§ **Entries from a dataset of interfaces**
=======

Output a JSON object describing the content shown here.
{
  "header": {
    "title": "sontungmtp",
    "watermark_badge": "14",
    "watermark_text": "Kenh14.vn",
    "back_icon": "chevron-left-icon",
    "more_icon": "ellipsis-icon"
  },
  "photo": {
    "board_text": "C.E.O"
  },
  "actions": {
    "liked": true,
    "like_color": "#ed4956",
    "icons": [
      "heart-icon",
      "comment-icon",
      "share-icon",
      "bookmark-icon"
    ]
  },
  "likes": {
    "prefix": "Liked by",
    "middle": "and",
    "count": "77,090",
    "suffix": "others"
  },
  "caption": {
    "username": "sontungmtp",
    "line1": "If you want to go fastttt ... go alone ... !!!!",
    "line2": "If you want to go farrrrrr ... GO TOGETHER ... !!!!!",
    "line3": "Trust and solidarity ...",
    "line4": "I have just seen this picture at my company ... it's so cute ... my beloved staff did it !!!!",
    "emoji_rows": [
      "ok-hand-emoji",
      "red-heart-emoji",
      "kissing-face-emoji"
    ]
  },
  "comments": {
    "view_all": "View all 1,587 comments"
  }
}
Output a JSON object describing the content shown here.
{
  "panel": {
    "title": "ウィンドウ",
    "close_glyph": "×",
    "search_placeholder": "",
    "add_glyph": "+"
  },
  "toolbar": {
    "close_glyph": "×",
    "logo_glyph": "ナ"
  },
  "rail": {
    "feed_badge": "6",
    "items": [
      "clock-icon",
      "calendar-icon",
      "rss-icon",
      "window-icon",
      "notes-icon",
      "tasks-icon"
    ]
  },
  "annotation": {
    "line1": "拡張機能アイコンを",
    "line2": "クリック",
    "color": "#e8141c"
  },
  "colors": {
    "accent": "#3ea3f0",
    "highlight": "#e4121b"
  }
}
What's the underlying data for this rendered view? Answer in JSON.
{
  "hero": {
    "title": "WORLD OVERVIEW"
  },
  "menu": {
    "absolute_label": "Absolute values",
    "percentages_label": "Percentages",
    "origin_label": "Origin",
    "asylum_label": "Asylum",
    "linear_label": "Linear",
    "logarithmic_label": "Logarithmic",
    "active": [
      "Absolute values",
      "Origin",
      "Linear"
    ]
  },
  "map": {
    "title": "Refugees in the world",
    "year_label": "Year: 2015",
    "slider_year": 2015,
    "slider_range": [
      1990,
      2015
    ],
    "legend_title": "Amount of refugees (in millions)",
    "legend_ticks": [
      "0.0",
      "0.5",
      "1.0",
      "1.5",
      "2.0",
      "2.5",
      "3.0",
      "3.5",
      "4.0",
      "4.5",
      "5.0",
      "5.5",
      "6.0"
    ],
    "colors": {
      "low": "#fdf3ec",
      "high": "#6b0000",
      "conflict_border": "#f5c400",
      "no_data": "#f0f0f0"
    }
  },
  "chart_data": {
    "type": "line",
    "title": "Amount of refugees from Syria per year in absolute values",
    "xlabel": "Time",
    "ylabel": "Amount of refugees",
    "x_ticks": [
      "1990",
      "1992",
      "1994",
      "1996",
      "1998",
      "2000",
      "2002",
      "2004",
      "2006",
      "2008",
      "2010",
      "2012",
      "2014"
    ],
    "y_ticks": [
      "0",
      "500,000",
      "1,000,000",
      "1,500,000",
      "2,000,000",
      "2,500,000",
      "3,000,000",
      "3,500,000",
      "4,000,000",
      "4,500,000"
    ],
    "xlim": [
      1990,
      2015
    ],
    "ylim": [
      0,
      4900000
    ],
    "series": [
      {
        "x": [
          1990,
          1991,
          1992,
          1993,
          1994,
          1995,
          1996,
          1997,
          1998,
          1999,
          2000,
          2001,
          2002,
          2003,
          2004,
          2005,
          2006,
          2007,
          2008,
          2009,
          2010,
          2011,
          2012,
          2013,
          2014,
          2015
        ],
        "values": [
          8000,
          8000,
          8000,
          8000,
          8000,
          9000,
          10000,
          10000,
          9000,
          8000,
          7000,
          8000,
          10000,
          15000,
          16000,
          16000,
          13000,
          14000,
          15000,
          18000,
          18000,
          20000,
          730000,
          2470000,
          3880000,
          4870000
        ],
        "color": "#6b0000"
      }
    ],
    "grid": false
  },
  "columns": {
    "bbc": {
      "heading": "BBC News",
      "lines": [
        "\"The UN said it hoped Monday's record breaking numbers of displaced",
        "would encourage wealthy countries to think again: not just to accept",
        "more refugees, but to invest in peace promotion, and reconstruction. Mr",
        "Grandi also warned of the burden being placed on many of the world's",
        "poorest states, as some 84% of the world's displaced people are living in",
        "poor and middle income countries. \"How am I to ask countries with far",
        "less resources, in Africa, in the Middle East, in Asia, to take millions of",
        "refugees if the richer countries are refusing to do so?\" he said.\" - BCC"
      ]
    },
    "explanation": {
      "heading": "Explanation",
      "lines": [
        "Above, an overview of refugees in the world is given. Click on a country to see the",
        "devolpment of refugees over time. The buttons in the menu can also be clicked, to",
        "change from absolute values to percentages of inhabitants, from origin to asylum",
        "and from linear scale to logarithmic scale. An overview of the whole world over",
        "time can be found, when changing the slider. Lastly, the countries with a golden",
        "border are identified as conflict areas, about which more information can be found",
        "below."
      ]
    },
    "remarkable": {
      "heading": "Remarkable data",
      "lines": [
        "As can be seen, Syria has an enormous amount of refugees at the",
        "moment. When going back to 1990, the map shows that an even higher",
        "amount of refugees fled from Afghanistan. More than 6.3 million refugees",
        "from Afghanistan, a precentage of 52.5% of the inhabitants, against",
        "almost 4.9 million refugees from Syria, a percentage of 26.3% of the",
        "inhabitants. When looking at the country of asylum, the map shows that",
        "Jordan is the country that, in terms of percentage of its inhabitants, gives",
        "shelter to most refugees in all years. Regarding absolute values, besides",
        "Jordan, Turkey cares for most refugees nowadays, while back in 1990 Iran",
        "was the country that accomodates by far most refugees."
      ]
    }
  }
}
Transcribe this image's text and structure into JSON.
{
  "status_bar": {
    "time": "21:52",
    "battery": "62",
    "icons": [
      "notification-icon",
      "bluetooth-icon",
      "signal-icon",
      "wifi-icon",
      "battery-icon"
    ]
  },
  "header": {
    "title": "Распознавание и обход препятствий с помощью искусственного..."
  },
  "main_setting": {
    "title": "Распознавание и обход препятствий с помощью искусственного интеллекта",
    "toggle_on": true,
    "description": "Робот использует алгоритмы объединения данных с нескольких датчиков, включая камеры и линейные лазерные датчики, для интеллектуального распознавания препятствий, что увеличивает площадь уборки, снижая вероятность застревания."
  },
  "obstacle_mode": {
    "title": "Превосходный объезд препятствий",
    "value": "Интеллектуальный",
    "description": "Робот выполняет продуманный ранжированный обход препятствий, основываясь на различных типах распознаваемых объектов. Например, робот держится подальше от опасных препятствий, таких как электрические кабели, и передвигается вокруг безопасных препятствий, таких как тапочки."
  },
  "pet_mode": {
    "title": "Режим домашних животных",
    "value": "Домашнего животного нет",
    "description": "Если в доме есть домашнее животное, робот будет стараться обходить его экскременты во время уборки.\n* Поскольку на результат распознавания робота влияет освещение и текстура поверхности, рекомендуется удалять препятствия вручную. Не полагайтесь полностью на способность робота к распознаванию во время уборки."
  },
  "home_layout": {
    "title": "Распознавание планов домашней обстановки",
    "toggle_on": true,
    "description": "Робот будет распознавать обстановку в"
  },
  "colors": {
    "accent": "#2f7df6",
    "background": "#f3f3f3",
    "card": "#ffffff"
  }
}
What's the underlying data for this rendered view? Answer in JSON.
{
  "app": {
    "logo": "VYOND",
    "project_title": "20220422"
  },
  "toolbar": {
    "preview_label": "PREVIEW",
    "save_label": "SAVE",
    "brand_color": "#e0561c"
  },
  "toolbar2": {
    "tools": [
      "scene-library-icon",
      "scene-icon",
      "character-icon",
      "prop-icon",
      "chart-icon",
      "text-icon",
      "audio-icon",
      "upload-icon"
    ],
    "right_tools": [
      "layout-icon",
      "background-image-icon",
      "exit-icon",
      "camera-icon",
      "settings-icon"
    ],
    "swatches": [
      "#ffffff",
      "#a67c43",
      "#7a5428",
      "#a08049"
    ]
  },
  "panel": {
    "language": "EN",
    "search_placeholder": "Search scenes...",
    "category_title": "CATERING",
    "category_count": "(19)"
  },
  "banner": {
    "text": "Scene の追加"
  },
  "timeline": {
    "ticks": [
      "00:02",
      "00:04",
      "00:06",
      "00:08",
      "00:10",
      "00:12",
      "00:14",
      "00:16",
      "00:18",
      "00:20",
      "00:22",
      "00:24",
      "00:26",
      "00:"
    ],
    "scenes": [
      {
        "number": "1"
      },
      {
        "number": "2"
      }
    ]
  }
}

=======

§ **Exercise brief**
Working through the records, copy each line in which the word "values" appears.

§ **Your response**
    "absolute_label": "Absolute values",
      "Absolute values",
    "title": "Amount of refugees from Syria per year in absolute values",
        "values": [
        "change from absolute values to percentages of inhabitants, from origin to asylum",
        "shelter to most refugees in all years. Regarding absolute values, besides",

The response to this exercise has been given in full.